The chopping board runs unique software designed to specifically help with the cooking process. After a user selects a recipe, the ingredient amounts automatically adjust to match the number of people dining. There's also a spaghetti measuring tool, which displays a circle on the screen that users can compare to uncooked pasta in order to make the correct portion. Using a built-in scale, users can even measure individual ingredients directly on the chopping board's surface.

helping tackle the problem of global obesity

Chop-Syc is also Wi-Fi enabled, which allows users to browse and save recipes directly from their kitchens. The built-in recipe manager stores a user's cooking history, so it's easy to look up a favorite past meal. But the goals for the device are much loftier than just a fancy recipe manager: the team hopes to help tackle the problem of global obesity by empowering users with easier access to healthy recipes and portion control.

This idea for a digital chopping board isn't completely new, but this is the first time we've seen a working prototype.
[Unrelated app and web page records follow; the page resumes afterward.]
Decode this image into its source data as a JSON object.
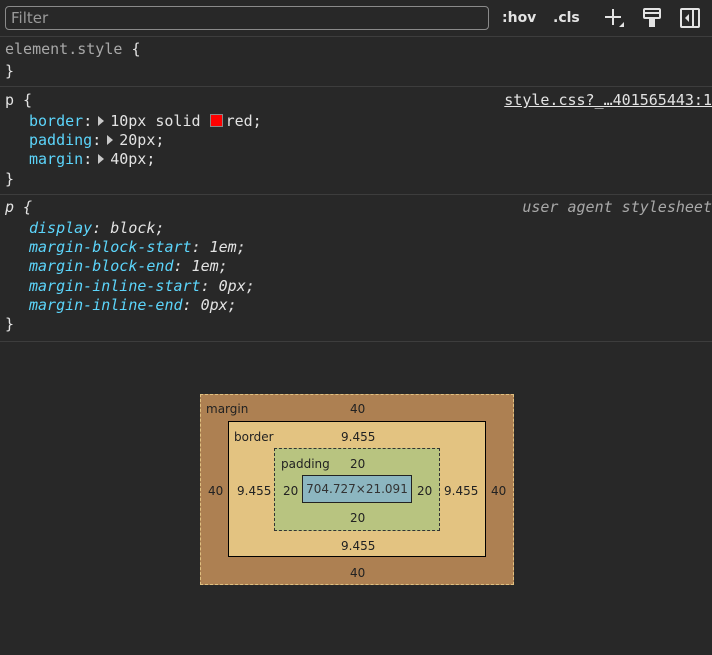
{
  "toolbar": {
    "filter_placeholder": "Filter",
    "hov_label": ":hov",
    "cls_label": ".cls",
    "icons": [
      "new-style-rule-icon",
      "paint-brush-icon",
      "toggle-sidebar-icon"
    ]
  },
  "element_style": {
    "selector": "element.style",
    "open": "{",
    "close": "}"
  },
  "rule1": {
    "selector": "p",
    "open": " {",
    "source": "style.css?_…401565443:1",
    "declarations": [
      {
        "prop": "border",
        "value": "10px solid ",
        "color_swatch": "#ff0000",
        "value_after": "red;"
      },
      {
        "prop": "padding",
        "value": "20px;"
      },
      {
        "prop": "margin",
        "value": "40px;"
      }
    ],
    "close": "}"
  },
  "rule2": {
    "selector": "p",
    "open": " {",
    "source": "user agent stylesheet",
    "declarations": [
      {
        "prop": "display",
        "value": "block;"
      },
      {
        "prop": "margin-block-start",
        "value": "1em;"
      },
      {
        "prop": "margin-block-end",
        "value": "1em;"
      },
      {
        "prop": "margin-inline-start",
        "value": "0px;"
      },
      {
        "prop": "margin-inline-end",
        "value": "0px;"
      }
    ],
    "close": "}"
  },
  "box_model": {
    "margin": {
      "label": "margin",
      "top": "40",
      "right": "40",
      "bottom": "40",
      "left": "40"
    },
    "border": {
      "label": "border",
      "top": "9.455",
      "right": "9.455",
      "bottom": "9.455",
      "left": "9.455"
    },
    "padding": {
      "label": "padding",
      "top": "20",
      "right": "20",
      "bottom": "20",
      "left": "20"
    },
    "content": "704.727×21.091",
    "colors": {
      "margin": "#ad8052",
      "border": "#e3c381",
      "padding": "#b8c480",
      "content": "#8cb6c0"
    }
  }
}
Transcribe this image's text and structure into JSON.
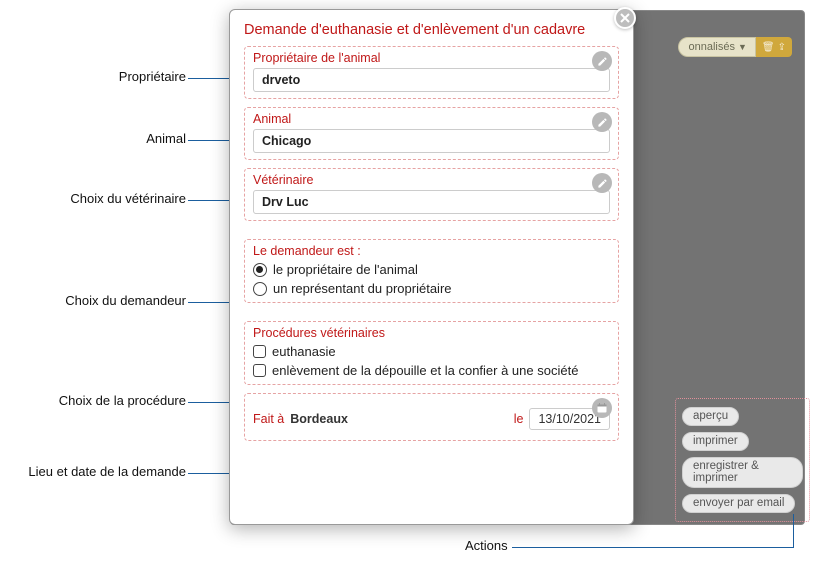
{
  "annotations": {
    "owner": "Propriétaire",
    "animal": "Animal",
    "vet": "Choix du vétérinaire",
    "requester": "Choix du demandeur",
    "procedure": "Choix de la procédure",
    "place_date": "Lieu et date de la demande",
    "actions": "Actions"
  },
  "bg": {
    "dropdown_text": "onnalisés",
    "icon1": "trash-icon",
    "icon2": "upload-icon"
  },
  "modal": {
    "title": "Demande d'euthanasie et d'enlèvement d'un cadavre",
    "owner": {
      "label": "Propriétaire de l'animal",
      "value": "drveto"
    },
    "animal": {
      "label": "Animal",
      "value": "Chicago"
    },
    "vet": {
      "label": "Vétérinaire",
      "value": "Drv Luc"
    },
    "requester": {
      "label": "Le demandeur est :",
      "opt1": "le propriétaire de l'animal",
      "opt2": "un représentant du propriétaire"
    },
    "procedures": {
      "label": "Procédures vétérinaires",
      "opt1": "euthanasie",
      "opt2": "enlèvement de la dépouille et la confier à une société"
    },
    "bottom": {
      "fait_a": "Fait à",
      "place": "Bordeaux",
      "le": "le",
      "date": "13/10/2021"
    }
  },
  "actions": {
    "preview": "aperçu",
    "print": "imprimer",
    "save_print": "enregistrer & imprimer",
    "email": "envoyer par email"
  }
}
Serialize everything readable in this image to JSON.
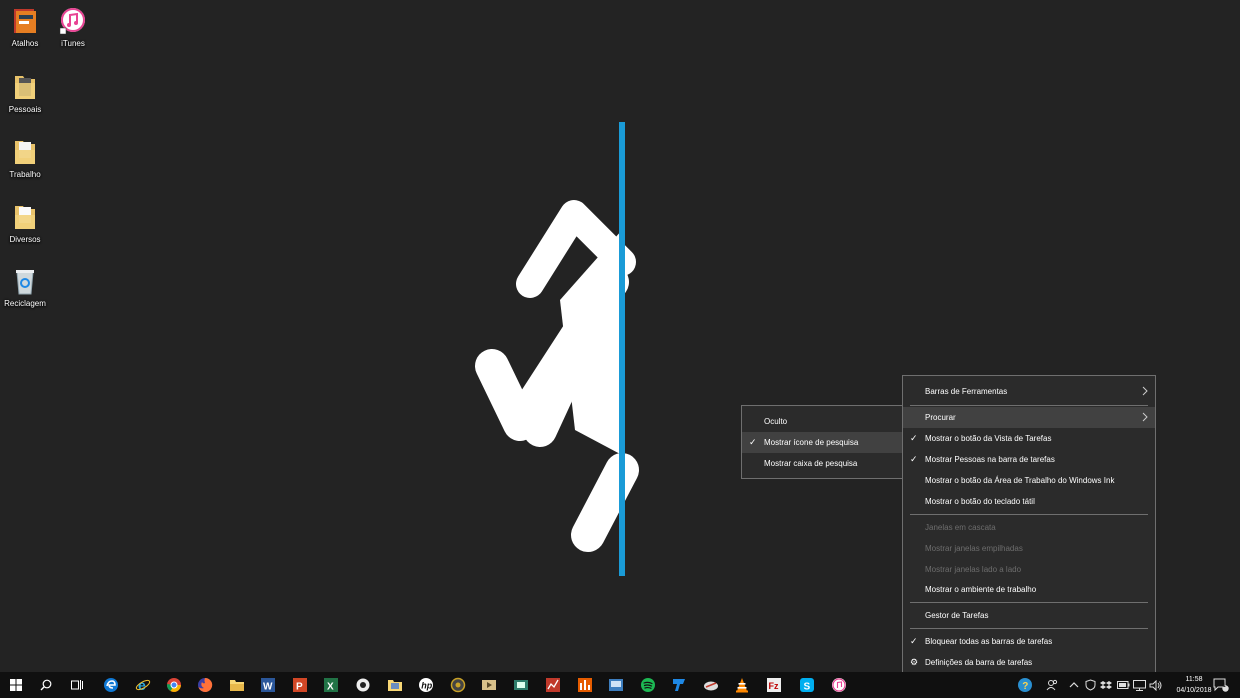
{
  "desktop": {
    "icons": [
      {
        "label": "Atalhos",
        "icon": "shortcuts-icon"
      },
      {
        "label": "iTunes",
        "icon": "itunes-icon"
      },
      {
        "label": "Pessoais",
        "icon": "folder-icon"
      },
      {
        "label": "Trabalho",
        "icon": "folder-icon"
      },
      {
        "label": "Diversos",
        "icon": "folder-icon"
      },
      {
        "label": "Reciclagem",
        "icon": "recycle-bin-icon"
      }
    ]
  },
  "submenu_search": {
    "items": [
      {
        "label": "Oculto",
        "checked": false
      },
      {
        "label": "Mostrar ícone de pesquisa",
        "checked": true
      },
      {
        "label": "Mostrar caixa de pesquisa",
        "checked": false
      }
    ]
  },
  "context_menu": {
    "items": [
      {
        "label": "Barras de Ferramentas",
        "submenu": true
      },
      {
        "label": "Procurar",
        "submenu": true
      },
      {
        "label": "Mostrar o botão da Vista de Tarefas",
        "checked": true
      },
      {
        "label": "Mostrar Pessoas na barra de tarefas",
        "checked": true
      },
      {
        "label": "Mostrar o botão da Área de Trabalho do Windows Ink"
      },
      {
        "label": "Mostrar o botão do teclado tátil"
      },
      {
        "label": "Janelas em cascata",
        "disabled": true
      },
      {
        "label": "Mostrar janelas empilhadas",
        "disabled": true
      },
      {
        "label": "Mostrar janelas lado a lado",
        "disabled": true
      },
      {
        "label": "Mostrar o ambiente de trabalho"
      },
      {
        "label": "Gestor de Tarefas"
      },
      {
        "label": "Bloquear todas as barras de tarefas",
        "checked": true
      },
      {
        "label": "Definições da barra de tarefas",
        "icon": "gear-icon"
      }
    ]
  },
  "taskbar": {
    "apps": [
      "start-icon",
      "search-icon",
      "task-view-icon",
      "edge-icon",
      "internet-explorer-icon",
      "chrome-icon",
      "firefox-icon",
      "file-explorer-icon",
      "word-icon",
      "powerpoint-icon",
      "excel-icon",
      "media-icon",
      "photo-folder-icon",
      "hp-icon",
      "camera-icon",
      "video-player-icon",
      "screen-capture-icon",
      "chart-app-icon",
      "audio-mixer-icon",
      "control-panel-icon",
      "spotify-icon",
      "publisher-icon",
      "cloud-app-icon",
      "vlc-icon",
      "filezilla-icon",
      "skype-icon",
      "itunes-icon"
    ],
    "tray": {
      "icons": [
        "help-icon",
        "people-icon",
        "chevron-up-icon",
        "shield-icon",
        "dropbox-icon",
        "battery-icon",
        "network-icon",
        "volume-icon"
      ],
      "time": "11:58",
      "date": "04/10/2018",
      "notification_count": "1"
    }
  },
  "colors": {
    "background": "#232323",
    "menu_bg": "#2b2b2b",
    "portal_blue": "#1a9bd7",
    "taskbar": "#101010"
  }
}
Although the product is still in the concept stage, the company is exploring its options in terms of bringing an actual product to market. It would likely be a big improvement over other kitchen-based tablets we've seen.